> **PROBLEM DETAILS**: Could you extract every entry below and reproduce it exactly?

Component data from apps and pages

=== Begin Enclosure ===

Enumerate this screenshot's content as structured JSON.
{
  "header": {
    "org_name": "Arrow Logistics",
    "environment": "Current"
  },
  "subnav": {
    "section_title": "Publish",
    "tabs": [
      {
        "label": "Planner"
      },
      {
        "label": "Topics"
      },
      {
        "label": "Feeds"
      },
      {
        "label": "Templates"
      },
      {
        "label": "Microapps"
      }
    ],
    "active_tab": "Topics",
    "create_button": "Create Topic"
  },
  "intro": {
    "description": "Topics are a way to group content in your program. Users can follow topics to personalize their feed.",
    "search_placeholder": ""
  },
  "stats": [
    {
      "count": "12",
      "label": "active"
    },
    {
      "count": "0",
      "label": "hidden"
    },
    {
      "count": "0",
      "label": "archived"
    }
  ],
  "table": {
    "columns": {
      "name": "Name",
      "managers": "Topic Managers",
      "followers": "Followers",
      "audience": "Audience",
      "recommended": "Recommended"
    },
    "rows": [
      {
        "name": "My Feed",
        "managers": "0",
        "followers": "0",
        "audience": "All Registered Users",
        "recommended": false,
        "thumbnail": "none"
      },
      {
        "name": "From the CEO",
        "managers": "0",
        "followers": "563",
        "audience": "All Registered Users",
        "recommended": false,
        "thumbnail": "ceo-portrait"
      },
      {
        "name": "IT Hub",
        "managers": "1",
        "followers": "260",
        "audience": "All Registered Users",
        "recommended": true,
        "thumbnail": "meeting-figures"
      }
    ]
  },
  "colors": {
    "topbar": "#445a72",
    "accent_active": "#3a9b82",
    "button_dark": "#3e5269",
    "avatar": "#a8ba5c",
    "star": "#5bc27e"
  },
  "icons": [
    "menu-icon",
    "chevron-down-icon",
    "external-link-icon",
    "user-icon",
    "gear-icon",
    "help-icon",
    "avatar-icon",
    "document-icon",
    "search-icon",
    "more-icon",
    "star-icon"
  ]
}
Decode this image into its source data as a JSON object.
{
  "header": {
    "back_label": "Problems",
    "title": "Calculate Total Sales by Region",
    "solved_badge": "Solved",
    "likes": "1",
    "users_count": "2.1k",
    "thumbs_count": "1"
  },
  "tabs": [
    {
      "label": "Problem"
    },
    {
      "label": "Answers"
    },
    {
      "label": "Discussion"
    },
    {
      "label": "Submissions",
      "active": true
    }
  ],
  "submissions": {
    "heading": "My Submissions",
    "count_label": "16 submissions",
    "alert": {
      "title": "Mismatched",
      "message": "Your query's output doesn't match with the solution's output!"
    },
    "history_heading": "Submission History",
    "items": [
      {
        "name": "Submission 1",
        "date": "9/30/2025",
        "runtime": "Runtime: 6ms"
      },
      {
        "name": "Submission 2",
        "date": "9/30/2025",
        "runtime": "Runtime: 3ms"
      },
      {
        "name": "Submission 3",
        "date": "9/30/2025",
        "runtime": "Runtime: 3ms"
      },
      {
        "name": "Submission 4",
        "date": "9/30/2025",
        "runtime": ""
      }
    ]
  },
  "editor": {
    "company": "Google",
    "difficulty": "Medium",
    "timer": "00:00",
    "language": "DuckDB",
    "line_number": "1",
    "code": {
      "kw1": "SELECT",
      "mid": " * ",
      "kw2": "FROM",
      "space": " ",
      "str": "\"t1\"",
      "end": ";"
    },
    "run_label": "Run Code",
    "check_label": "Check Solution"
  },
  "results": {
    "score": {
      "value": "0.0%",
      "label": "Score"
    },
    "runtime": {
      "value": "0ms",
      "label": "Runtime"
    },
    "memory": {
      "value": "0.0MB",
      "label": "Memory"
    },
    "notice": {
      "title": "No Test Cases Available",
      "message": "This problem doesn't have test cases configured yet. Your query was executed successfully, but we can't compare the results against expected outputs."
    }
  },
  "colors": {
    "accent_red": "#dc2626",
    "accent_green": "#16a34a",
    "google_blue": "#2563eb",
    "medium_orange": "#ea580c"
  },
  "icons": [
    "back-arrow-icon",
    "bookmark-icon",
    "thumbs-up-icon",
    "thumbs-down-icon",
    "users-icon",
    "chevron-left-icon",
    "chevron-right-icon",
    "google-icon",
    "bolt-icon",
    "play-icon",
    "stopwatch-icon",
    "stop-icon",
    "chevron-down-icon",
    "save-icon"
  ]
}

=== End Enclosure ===

> **EXERCISE OUTPUT**:
Enumerate this screenshot's content as structured JSON.
{
  "header": {
    "org_name": "Arrow Logistics",
    "environment": "Current"
  },
  "subnav": {
    "section_title": "Publish",
    "tabs": [
      {
        "label": "Planner"
      },
      {
        "label": "Topics"
      },
      {
        "label": "Feeds"
      },
      {
        "label": "Templates"
      },
      {
        "label": "Microapps"
      }
    ],
    "active_tab": "Topics",
    "create_button": "Create Topic"
  },
  "intro": {
    "description": "Topics are a way to group content in your program. Users can follow topics to personalize their feed.",
    "search_placeholder": ""
  },
  "stats": [
    {
      "count": "12",
      "label": "active"
    },
    {
      "count": "0",
      "label": "hidden"
    },
    {
      "count": "0",
      "label": "archived"
    }
  ],
  "table": {
    "columns": {
      "name": "Name",
      "managers": "Topic Managers",
      "followers": "Followers",
      "audience": "Audience",
      "recommended": "Recommended"
    },
    "rows": [
      {
        "name": "My Feed",
        "managers": "0",
        "followers": "0",
        "audience": "All Registered Users",
        "recommended": false,
        "thumbnail": "none"
      },
      {
        "name": "From the CEO",
        "managers": "0",
        "followers": "563",
        "audience": "All Registered Users",
        "recommended": false,
        "thumbnail": "ceo-portrait"
      },
      {
        "name": "IT Hub",
        "managers": "1",
        "followers": "260",
        "audience": "All Registered Users",
        "recommended": true,
        "thumbnail": "meeting-figures"
      }
    ]
  },
  "colors": {
    "topbar": "#445a72",
    "accent_active": "#3a9b82",
    "button_dark": "#3e5269",
    "avatar": "#a8ba5c",
    "star": "#5bc27e"
  },
  "icons": [
    "menu-icon",
    "chevron-down-icon",
    "external-link-icon",
    "user-icon",
    "gear-icon",
    "help-icon",
    "avatar-icon",
    "document-icon",
    "search-icon",
    "more-icon",
    "star-icon"
  ]
}
Decode this image into its source data as a JSON object.
{
  "header": {
    "back_label": "Problems",
    "title": "Calculate Total Sales by Region",
    "solved_badge": "Solved",
    "likes": "1",
    "users_count": "2.1k",
    "thumbs_count": "1"
  },
  "tabs": [
    {
      "label": "Problem"
    },
    {
      "label": "Answers"
    },
    {
      "label": "Discussion"
    },
    {
      "label": "Submissions",
      "active": true
    }
  ],
  "submissions": {
    "heading": "My Submissions",
    "count_label": "16 submissions",
    "alert": {
      "title": "Mismatched",
      "message": "Your query's output doesn't match with the solution's output!"
    },
    "history_heading": "Submission History",
    "items": [
      {
        "name": "Submission 1",
        "date": "9/30/2025",
        "runtime": "Runtime: 6ms"
      },
      {
        "name": "Submission 2",
        "date": "9/30/2025",
        "runtime": "Runtime: 3ms"
      },
      {
        "name": "Submission 3",
        "date": "9/30/2025",
        "runtime": "Runtime: 3ms"
      },
      {
        "name": "Submission 4",
        "date": "9/30/2025",
        "runtime": ""
      }
    ]
  },
  "editor": {
    "company": "Google",
    "difficulty": "Medium",
    "timer": "00:00",
    "language": "DuckDB",
    "line_number": "1",
    "code": {
      "kw1": "SELECT",
      "mid": " * ",
      "kw2": "FROM",
      "space": " ",
      "str": "\"t1\"",
      "end": ";"
    },
    "run_label": "Run Code",
    "check_label": "Check Solution"
  },
  "results": {
    "score": {
      "value": "0.0%",
      "label": "Score"
    },
    "runtime": {
      "value": "0ms",
      "label": "Runtime"
    },
    "memory": {
      "value": "0.0MB",
      "label": "Memory"
    },
    "notice": {
      "title": "No Test Cases Available",
      "message": "This problem doesn't have test cases configured yet. Your query was executed successfully, but we can't compare the results against expected outputs."
    }
  },
  "colors": {
    "accent_red": "#dc2626",
    "accent_green": "#16a34a",
    "google_blue": "#2563eb",
    "medium_orange": "#ea580c"
  },
  "icons": [
    "back-arrow-icon",
    "bookmark-icon",
    "thumbs-up-icon",
    "thumbs-down-icon",
    "users-icon",
    "chevron-left-icon",
    "chevron-right-icon",
    "google-icon",
    "bolt-icon",
    "play-icon",
    "stopwatch-icon",
    "stop-icon",
    "chevron-down-icon",
    "save-icon"
  ]
}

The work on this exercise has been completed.